__Exercise prompt__
Find and return every line of the data that contains the word "this".

(Dataset rows describing interfaces)
- Opening Delimiter -

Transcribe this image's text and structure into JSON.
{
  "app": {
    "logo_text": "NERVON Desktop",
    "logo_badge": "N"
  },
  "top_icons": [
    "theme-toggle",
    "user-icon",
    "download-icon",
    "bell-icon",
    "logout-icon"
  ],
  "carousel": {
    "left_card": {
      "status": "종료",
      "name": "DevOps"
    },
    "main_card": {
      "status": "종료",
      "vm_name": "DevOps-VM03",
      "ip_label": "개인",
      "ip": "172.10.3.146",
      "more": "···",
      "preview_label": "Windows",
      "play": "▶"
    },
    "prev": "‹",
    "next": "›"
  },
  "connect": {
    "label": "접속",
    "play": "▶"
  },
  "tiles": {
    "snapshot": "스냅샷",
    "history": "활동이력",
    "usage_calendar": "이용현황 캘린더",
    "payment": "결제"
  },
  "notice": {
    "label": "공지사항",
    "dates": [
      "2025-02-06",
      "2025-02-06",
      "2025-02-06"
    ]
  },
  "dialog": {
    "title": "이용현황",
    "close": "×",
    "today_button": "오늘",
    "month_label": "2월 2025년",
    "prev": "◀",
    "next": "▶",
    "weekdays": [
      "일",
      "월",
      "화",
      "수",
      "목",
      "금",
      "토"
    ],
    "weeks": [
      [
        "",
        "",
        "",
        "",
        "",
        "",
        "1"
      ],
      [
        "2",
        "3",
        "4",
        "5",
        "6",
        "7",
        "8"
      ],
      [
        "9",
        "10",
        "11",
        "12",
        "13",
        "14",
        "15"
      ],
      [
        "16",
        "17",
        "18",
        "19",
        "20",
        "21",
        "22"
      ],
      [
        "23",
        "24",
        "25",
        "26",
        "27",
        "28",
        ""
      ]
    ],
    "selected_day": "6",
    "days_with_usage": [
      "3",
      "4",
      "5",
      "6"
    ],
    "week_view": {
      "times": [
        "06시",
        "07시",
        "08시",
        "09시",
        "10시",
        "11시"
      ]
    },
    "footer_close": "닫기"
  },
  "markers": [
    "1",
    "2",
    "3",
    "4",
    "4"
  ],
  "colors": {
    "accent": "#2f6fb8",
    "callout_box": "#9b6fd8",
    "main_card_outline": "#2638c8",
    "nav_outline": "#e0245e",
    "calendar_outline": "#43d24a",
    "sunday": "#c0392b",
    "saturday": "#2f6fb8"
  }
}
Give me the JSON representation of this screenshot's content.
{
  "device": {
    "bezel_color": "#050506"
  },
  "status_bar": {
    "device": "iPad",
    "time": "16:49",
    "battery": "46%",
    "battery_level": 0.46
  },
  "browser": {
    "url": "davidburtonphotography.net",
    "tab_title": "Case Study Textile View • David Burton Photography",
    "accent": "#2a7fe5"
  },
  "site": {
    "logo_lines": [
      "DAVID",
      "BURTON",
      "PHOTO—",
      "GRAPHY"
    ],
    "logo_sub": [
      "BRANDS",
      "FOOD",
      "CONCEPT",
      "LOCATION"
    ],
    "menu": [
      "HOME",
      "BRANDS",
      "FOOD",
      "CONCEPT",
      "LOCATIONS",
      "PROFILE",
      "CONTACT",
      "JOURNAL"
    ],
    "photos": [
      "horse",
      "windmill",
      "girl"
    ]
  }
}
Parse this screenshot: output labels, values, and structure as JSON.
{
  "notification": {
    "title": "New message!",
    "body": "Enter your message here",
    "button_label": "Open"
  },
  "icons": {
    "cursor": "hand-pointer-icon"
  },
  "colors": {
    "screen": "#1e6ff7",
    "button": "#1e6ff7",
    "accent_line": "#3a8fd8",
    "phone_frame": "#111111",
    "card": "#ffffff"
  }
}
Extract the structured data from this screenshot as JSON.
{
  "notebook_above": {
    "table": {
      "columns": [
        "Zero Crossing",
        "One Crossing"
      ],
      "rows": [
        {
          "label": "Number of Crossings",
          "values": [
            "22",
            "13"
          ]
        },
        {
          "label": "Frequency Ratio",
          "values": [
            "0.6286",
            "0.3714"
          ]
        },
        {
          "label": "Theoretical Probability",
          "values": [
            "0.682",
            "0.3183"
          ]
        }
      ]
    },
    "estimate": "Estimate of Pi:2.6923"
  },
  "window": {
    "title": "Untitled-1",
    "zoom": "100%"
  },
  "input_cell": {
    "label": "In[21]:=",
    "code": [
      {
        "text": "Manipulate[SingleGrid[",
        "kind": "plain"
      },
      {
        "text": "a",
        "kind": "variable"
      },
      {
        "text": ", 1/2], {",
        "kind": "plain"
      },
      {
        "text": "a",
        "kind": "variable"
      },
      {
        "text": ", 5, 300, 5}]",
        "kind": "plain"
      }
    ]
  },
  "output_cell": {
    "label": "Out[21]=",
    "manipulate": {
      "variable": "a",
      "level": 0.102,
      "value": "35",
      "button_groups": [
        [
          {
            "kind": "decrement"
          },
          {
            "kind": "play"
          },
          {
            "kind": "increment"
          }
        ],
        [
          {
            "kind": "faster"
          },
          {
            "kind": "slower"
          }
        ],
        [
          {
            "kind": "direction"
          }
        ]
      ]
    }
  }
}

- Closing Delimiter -

__Exercise solution__
Transcribe this image's text and structure into JSON.
Give me the JSON representation of this screenshot's content.
Parse this screenshot: output labels, values, and structure as JSON.
Extract the structured data from this screenshot as JSON.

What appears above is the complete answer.